Monday, June 15, 2009
Kael on Epics (and Huston vs. Lean)
[The paint isn’t dry on the first discussion of Pauline Kael Week; keep that going. But here's another small sampling to broaden the discussion. Please read and react in the comments section.]
The following is excerpted from “Epics – The Bible,” by Pauline Kael, originally published in The New Republic, October 22, 1966. It has been anthologized in For Keeps: 30 Years at the Movies, pages 91-94. (In some cases, paragraph breaks and ellipsis have been added. All other punctuation is faithful to For Keeps.)
When the announcement was made that Norman Mailer’s An American Dream was to be made into a movie, my reaction was that John Huston was the only man who could do it. And what a script it could be for him! But Huston was working on The Bible … If, in making The Treasure of the Sierra Madre he risked comparison with Greed, and if with The Red Badge of Courage, he risked comparison with The Birth of a Nation, The Bible risks comparison with Intolerance.

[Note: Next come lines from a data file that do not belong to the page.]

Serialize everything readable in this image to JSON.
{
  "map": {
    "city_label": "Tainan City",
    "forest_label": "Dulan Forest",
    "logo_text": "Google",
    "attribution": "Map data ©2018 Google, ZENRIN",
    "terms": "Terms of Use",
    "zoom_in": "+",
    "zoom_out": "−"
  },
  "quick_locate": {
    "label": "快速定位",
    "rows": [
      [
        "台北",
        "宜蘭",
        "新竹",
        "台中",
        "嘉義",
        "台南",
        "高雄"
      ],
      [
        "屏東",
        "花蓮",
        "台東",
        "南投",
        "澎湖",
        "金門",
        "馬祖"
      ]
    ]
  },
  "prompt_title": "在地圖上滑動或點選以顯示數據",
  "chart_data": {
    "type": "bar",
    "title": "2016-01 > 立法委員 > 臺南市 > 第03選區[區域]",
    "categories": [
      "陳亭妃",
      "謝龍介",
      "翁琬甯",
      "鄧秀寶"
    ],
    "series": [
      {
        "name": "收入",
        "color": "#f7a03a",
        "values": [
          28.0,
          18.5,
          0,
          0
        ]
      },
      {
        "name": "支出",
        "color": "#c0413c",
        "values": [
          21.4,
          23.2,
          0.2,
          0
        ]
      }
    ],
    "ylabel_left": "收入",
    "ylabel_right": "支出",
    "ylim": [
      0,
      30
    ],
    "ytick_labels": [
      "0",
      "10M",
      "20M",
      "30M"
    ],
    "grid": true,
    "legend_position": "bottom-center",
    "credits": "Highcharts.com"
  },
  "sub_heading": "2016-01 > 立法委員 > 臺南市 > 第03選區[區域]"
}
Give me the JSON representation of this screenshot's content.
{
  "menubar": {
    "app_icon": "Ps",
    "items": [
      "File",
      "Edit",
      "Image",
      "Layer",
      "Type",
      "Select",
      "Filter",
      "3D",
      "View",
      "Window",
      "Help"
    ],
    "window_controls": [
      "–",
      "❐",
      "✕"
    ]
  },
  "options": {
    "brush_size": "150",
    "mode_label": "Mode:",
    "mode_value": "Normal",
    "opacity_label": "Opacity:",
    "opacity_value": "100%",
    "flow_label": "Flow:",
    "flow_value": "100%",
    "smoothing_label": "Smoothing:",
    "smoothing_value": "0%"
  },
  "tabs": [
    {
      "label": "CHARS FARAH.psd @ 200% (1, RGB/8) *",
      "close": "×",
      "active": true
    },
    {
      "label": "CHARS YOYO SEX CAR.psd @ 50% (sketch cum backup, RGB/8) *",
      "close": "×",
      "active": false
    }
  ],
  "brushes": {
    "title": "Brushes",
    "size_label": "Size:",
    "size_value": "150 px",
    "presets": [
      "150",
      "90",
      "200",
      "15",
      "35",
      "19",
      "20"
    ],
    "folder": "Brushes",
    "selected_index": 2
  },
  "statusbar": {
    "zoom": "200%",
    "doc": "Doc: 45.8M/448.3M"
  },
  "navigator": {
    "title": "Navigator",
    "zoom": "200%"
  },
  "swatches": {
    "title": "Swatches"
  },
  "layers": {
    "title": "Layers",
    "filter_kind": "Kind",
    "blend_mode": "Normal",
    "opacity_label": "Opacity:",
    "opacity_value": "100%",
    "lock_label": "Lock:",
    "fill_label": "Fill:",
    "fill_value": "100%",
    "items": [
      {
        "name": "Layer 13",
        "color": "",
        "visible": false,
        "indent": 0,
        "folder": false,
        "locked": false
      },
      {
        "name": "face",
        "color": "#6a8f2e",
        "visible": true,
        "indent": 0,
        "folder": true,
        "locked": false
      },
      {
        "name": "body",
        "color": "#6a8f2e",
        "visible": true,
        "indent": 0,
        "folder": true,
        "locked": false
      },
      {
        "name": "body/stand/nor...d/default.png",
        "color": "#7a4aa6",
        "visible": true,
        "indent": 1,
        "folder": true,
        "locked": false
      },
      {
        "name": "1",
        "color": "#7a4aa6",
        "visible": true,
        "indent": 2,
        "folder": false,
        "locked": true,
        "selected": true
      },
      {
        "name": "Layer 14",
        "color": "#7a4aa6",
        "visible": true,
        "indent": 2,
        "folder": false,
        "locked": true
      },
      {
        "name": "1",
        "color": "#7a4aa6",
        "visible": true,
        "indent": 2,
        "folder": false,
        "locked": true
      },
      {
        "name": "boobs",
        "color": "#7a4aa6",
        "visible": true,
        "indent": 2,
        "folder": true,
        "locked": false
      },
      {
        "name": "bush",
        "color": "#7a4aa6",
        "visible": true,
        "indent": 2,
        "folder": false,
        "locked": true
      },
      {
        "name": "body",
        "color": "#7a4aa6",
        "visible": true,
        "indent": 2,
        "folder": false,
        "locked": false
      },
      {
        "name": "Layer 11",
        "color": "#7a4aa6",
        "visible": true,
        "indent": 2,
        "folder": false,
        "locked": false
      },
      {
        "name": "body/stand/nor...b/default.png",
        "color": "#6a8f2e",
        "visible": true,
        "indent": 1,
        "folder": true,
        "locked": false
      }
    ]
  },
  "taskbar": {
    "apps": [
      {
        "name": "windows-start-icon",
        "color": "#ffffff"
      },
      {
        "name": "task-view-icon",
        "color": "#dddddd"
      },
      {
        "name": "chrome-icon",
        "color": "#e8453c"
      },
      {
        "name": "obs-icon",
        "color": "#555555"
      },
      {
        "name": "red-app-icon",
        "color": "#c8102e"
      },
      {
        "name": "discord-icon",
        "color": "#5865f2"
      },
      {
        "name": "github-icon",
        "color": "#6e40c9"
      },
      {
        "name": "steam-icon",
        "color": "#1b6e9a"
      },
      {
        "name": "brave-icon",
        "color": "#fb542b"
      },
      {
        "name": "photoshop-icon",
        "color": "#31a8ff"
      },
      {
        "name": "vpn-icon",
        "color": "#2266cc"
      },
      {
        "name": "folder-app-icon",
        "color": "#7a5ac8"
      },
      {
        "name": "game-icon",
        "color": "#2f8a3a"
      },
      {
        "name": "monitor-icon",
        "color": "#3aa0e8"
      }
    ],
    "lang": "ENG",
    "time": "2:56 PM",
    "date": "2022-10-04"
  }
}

It is a huge sprawling epic – an attempt to use the medium to its fullest, to overwhelm the senses and feelings, for gigantic mythmaking, for a poetry of size and scope.
In recent years the spectacle form has become so vulgarized that probably most educated moviegoers have just about given up. They don’t think of movies in those terms anymore because in general the only way for artists to work in the medium is frugally. Though there might occasionally be great sequences in big pictures, like the retreat from Russia in King Vidor’s War and Peace, those who knew the novel had probably left by then. If, however, you will admit that you went to see Lawrence of Arabia under the delusion that it was going to be about T. E. Lawrence, but you stayed to enjoy the vastness of the desert and the pleasures of the senses that a huge movie epic can provide – the pleasures of largeness and distances – then you may be willing to override your prejudices and too-narrow theories about what the art of film is, and go to see The Bible.
For John Huston is an infinitely more complex screen artist than David Lean. He can be far worse than Lean because he’s careless and sloppy and doesn’t have all those safety nets of solid craftsmanship spread under him. What makes a David Lean spectacle uninteresting finally is that it’s in such goddamn good taste. It’s all so ploddingly intelligent and controlled, so "distinguished." The hero may stick his arm in blood up to the elbow but you can be assured that the composition will be academically, impeccably composed. Lean plays the mad game of superspectacles like the sane man. Huston (like Mailer) tests himself, plays the crazy game crazy – to beat it, to win.
The worst problem of recent movie epics is that they usually start with an epic in another form and so the director must try to make a masterpiece to compete with an already existing one. This is enough to petrify most directors but it probably delights Huston. What more perverse challenge than to test himself against the Book? It’s a flashy demonic gesture, like Nimrod shooting his arrow into God’s heaven.